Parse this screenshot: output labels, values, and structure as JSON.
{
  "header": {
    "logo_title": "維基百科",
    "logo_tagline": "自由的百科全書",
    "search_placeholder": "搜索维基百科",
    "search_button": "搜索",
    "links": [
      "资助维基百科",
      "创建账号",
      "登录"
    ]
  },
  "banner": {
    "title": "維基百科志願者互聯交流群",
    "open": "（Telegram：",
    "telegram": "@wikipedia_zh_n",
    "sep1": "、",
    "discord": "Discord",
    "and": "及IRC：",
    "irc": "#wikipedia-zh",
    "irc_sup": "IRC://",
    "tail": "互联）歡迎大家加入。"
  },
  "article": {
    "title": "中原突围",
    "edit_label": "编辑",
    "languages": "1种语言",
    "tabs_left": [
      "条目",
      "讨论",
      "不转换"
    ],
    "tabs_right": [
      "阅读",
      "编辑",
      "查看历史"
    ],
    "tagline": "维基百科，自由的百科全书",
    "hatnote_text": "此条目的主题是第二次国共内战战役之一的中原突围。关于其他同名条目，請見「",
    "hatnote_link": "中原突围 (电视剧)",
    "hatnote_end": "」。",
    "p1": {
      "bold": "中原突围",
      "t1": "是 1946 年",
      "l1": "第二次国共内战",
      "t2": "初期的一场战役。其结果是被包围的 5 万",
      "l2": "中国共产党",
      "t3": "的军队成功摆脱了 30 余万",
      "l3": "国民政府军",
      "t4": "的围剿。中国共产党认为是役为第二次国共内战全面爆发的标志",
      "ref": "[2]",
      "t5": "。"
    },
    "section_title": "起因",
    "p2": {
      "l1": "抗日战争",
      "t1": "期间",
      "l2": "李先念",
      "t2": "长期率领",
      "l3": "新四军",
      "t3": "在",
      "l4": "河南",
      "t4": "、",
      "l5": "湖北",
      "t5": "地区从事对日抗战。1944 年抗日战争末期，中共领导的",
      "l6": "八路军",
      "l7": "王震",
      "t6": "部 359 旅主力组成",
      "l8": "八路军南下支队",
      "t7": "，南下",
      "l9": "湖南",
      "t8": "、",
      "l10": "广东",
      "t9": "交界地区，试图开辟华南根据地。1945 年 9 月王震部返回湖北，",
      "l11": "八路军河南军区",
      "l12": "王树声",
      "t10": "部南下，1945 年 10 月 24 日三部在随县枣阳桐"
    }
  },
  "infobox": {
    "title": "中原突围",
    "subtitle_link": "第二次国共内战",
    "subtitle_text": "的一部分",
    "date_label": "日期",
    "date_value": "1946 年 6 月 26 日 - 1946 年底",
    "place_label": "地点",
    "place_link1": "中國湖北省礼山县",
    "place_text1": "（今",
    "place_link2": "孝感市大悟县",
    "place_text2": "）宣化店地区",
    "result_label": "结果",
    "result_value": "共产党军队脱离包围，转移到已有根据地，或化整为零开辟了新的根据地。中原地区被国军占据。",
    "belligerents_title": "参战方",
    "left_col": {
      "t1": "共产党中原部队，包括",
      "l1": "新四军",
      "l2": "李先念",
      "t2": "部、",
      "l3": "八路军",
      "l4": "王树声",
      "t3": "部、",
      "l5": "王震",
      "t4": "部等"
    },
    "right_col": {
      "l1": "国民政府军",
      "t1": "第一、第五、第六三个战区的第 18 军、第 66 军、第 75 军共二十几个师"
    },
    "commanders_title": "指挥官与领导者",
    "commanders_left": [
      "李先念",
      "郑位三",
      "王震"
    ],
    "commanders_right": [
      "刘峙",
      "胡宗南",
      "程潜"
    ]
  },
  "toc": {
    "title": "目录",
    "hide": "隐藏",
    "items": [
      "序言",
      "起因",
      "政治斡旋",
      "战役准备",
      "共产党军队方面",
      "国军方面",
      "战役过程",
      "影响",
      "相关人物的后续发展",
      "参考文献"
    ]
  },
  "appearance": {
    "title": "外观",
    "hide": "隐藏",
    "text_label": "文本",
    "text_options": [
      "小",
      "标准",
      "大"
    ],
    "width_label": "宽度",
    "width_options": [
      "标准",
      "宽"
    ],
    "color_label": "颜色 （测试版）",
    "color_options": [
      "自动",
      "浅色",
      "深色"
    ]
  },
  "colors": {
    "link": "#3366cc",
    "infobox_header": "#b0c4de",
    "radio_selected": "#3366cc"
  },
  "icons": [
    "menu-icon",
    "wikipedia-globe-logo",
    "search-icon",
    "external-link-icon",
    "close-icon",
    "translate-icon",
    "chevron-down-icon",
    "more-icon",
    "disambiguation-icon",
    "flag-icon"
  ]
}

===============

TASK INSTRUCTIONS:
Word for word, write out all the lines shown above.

ANSWER SPACE:
Parse this screenshot: output labels, values, and structure as JSON.
{
  "header": {
    "logo_title": "維基百科",
    "logo_tagline": "自由的百科全書",
    "search_placeholder": "搜索维基百科",
    "search_button": "搜索",
    "links": [
      "资助维基百科",
      "创建账号",
      "登录"
    ]
  },
  "banner": {
    "title": "維基百科志願者互聯交流群",
    "open": "（Telegram：",
    "telegram": "@wikipedia_zh_n",
    "sep1": "、",
    "discord": "Discord",
    "and": "及IRC：",
    "irc": "#wikipedia-zh",
    "irc_sup": "IRC://",
    "tail": "互联）歡迎大家加入。"
  },
  "article": {
    "title": "中原突围",
    "edit_label": "编辑",
    "languages": "1种语言",
    "tabs_left": [
      "条目",
      "讨论",
      "不转换"
    ],
    "tabs_right": [
      "阅读",
      "编辑",
      "查看历史"
    ],
    "tagline": "维基百科，自由的百科全书",
    "hatnote_text": "此条目的主题是第二次国共内战战役之一的中原突围。关于其他同名条目，請見「",
    "hatnote_link": "中原突围 (电视剧)",
    "hatnote_end": "」。",
    "p1": {
      "bold": "中原突围",
      "t1": "是 1946 年",
      "l1": "第二次国共内战",
      "t2": "初期的一场战役。其结果是被包围的 5 万",
      "l2": "中国共产党",
      "t3": "的军队成功摆脱了 30 余万",
      "l3": "国民政府军",
      "t4": "的围剿。中国共产党认为是役为第二次国共内战全面爆发的标志",
      "ref": "[2]",
      "t5": "。"
    },
    "section_title": "起因",
    "p2": {
      "l1": "抗日战争",
      "t1": "期间",
      "l2": "李先念",
      "t2": "长期率领",
      "l3": "新四军",
      "t3": "在",
      "l4": "河南",
      "t4": "、",
      "l5": "湖北",
      "t5": "地区从事对日抗战。1944 年抗日战争末期，中共领导的",
      "l6": "八路军",
      "l7": "王震",
      "t6": "部 359 旅主力组成",
      "l8": "八路军南下支队",
      "t7": "，南下",
      "l9": "湖南",
      "t8": "、",
      "l10": "广东",
      "t9": "交界地区，试图开辟华南根据地。1945 年 9 月王震部返回湖北，",
      "l11": "八路军河南军区",
      "l12": "王树声",
      "t10": "部南下，1945 年 10 月 24 日三部在随县枣阳桐"
    }
  },
  "infobox": {
    "title": "中原突围",
    "subtitle_link": "第二次国共内战",
    "subtitle_text": "的一部分",
    "date_label": "日期",
    "date_value": "1946 年 6 月 26 日 - 1946 年底",
    "place_label": "地点",
    "place_link1": "中國湖北省礼山县",
    "place_text1": "（今",
    "place_link2": "孝感市大悟县",
    "place_text2": "）宣化店地区",
    "result_label": "结果",
    "result_value": "共产党军队脱离包围，转移到已有根据地，或化整为零开辟了新的根据地。中原地区被国军占据。",
    "belligerents_title": "参战方",
    "left_col": {
      "t1": "共产党中原部队，包括",
      "l1": "新四军",
      "l2": "李先念",
      "t2": "部、",
      "l3": "八路军",
      "l4": "王树声",
      "t3": "部、",
      "l5": "王震",
      "t4": "部等"
    },
    "right_col": {
      "l1": "国民政府军",
      "t1": "第一、第五、第六三个战区的第 18 军、第 66 军、第 75 军共二十几个师"
    },
    "commanders_title": "指挥官与领导者",
    "commanders_left": [
      "李先念",
      "郑位三",
      "王震"
    ],
    "commanders_right": [
      "刘峙",
      "胡宗南",
      "程潜"
    ]
  },
  "toc": {
    "title": "目录",
    "hide": "隐藏",
    "items": [
      "序言",
      "起因",
      "政治斡旋",
      "战役准备",
      "共产党军队方面",
      "国军方面",
      "战役过程",
      "影响",
      "相关人物的后续发展",
      "参考文献"
    ]
  },
  "appearance": {
    "title": "外观",
    "hide": "隐藏",
    "text_label": "文本",
    "text_options": [
      "小",
      "标准",
      "大"
    ],
    "width_label": "宽度",
    "width_options": [
      "标准",
      "宽"
    ],
    "color_label": "颜色 （测试版）",
    "color_options": [
      "自动",
      "浅色",
      "深色"
    ]
  },
  "colors": {
    "link": "#3366cc",
    "infobox_header": "#b0c4de",
    "radio_selected": "#3366cc"
  },
  "icons": [
    "menu-icon",
    "wikipedia-globe-logo",
    "search-icon",
    "external-link-icon",
    "close-icon",
    "translate-icon",
    "chevron-down-icon",
    "more-icon",
    "disambiguation-icon",
    "flag-icon"
  ]
}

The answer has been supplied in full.